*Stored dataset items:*
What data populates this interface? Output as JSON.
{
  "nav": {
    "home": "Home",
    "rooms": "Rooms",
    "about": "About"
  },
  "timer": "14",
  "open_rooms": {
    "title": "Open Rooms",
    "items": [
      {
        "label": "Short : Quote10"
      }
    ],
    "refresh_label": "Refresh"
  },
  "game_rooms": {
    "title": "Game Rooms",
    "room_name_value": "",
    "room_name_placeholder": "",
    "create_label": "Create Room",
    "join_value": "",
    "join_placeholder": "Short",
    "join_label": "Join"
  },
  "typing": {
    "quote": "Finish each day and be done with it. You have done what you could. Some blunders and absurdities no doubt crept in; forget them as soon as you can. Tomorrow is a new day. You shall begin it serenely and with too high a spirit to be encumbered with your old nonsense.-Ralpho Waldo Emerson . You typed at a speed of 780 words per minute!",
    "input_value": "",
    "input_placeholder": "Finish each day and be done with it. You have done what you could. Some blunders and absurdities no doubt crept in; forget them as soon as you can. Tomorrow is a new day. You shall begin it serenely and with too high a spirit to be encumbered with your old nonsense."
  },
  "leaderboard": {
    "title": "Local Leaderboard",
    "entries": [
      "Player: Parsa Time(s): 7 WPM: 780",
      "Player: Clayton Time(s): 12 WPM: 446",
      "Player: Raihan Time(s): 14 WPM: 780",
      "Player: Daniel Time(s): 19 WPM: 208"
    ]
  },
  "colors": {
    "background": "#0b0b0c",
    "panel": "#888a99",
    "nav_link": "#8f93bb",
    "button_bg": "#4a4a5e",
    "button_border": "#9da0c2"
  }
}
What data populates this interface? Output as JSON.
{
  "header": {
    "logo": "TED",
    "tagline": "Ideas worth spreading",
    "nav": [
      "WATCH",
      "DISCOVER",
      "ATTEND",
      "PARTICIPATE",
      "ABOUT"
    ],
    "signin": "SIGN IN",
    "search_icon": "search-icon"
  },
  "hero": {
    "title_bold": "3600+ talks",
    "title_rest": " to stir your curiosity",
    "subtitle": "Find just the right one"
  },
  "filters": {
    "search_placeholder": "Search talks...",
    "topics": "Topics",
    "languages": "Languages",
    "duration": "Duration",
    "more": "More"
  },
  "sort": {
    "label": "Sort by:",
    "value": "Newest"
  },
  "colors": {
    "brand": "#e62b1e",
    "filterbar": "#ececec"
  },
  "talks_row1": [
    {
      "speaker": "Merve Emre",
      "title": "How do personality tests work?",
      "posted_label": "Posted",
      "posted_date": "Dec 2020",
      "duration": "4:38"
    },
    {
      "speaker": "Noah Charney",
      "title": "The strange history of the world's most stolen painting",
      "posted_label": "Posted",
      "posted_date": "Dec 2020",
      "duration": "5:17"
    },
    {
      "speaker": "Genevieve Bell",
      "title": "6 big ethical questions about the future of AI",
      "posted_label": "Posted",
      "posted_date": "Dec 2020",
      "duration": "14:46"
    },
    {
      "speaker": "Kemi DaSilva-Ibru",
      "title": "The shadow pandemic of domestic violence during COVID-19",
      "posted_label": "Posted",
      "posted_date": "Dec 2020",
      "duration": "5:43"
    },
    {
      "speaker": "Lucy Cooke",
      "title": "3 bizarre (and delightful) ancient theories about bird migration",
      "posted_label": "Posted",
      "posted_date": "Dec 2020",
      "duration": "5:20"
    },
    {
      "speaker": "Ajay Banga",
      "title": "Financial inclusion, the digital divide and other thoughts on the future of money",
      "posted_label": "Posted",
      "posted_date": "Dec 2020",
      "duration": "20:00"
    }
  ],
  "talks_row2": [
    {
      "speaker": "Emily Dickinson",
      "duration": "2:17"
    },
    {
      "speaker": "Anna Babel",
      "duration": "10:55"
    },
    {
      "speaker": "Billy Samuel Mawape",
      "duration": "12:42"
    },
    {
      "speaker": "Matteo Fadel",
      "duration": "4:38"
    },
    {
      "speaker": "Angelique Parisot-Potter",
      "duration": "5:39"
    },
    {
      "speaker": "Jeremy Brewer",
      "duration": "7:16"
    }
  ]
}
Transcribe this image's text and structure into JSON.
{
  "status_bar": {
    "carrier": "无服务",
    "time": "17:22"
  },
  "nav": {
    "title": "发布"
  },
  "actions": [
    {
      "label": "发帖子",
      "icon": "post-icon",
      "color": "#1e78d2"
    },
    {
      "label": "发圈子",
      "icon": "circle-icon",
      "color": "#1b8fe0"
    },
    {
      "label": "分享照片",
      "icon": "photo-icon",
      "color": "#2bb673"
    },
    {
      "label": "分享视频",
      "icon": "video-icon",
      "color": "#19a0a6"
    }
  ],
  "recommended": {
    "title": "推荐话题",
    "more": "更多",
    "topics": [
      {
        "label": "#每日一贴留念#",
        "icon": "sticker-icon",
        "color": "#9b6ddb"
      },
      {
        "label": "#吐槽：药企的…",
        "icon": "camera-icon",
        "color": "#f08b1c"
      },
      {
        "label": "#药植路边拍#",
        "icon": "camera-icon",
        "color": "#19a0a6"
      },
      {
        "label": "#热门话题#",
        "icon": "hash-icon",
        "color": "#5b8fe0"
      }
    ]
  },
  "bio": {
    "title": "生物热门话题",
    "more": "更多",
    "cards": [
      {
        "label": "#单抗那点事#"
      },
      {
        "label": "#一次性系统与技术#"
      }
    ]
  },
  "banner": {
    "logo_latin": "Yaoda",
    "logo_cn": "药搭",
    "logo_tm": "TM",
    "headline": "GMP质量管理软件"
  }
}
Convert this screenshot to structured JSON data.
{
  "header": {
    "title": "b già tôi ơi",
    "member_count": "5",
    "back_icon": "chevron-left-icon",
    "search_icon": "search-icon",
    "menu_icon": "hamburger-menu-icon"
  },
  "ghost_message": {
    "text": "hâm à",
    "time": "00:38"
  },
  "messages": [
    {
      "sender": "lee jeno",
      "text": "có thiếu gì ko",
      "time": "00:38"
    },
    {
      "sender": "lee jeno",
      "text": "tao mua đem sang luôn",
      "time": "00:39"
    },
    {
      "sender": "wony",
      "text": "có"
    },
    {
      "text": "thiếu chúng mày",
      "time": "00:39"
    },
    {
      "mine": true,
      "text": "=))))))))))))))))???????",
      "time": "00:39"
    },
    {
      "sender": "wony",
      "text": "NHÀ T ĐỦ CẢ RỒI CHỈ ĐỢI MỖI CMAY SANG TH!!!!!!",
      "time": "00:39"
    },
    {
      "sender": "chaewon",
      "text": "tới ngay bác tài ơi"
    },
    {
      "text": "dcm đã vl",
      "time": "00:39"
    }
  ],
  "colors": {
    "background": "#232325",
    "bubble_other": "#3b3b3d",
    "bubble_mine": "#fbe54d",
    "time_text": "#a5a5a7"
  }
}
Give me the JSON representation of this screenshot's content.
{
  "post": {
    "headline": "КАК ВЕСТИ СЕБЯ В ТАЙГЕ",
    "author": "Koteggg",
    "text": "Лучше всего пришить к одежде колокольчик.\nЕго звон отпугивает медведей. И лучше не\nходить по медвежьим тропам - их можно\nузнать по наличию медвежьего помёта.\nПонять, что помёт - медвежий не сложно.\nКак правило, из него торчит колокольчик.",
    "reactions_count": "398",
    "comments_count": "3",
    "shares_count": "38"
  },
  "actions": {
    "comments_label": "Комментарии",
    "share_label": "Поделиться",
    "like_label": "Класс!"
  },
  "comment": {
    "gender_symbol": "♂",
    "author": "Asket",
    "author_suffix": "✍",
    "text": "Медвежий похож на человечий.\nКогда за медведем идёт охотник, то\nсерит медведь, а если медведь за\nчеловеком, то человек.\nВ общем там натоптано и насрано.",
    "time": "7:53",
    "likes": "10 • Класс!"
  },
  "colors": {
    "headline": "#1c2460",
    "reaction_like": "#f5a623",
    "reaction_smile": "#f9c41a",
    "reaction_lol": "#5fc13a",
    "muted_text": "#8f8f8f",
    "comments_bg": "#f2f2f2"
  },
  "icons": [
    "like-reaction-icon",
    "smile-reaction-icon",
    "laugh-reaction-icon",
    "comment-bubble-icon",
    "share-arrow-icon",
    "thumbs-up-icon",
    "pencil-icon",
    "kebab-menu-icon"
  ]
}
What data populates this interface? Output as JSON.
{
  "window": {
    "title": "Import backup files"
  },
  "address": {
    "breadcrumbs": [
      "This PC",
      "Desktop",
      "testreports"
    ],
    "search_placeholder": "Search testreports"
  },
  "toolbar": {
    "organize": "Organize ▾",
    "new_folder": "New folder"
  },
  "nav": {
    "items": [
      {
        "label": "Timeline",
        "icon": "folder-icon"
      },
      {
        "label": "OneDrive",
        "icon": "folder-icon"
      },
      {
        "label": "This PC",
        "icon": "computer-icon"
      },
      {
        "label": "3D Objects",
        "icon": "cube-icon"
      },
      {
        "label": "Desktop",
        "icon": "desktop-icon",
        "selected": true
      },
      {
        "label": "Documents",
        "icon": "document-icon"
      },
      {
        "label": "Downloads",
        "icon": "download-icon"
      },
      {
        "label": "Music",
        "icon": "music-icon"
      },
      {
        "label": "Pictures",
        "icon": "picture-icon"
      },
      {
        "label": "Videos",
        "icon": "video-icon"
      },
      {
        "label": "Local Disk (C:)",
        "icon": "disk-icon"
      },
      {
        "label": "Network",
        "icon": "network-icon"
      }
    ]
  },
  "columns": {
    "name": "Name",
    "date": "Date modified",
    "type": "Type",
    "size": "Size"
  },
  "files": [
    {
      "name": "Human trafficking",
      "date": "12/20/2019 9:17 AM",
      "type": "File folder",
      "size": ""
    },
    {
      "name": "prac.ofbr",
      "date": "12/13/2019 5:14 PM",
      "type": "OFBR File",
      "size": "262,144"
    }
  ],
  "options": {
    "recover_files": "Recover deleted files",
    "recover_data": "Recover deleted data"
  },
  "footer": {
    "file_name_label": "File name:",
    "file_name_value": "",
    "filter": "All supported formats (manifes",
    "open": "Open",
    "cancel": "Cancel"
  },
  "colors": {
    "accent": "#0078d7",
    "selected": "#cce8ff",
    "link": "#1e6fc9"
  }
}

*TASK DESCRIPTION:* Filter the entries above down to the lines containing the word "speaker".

*EXERCISE RESPONSE:*
      "speaker": "Merve Emre",
      "speaker": "Noah Charney",
      "speaker": "Genevieve Bell",
      "speaker": "Kemi DaSilva-Ibru",
      "speaker": "Lucy Cooke",
      "speaker": "Ajay Banga",
      "speaker": "Emily Dickinson",
      "speaker": "Anna Babel",
      "speaker": "Billy Samuel Mawape",
      "speaker": "Matteo Fadel",
      "speaker": "Angelique Parisot-Potter",
      "speaker": "Jeremy Brewer",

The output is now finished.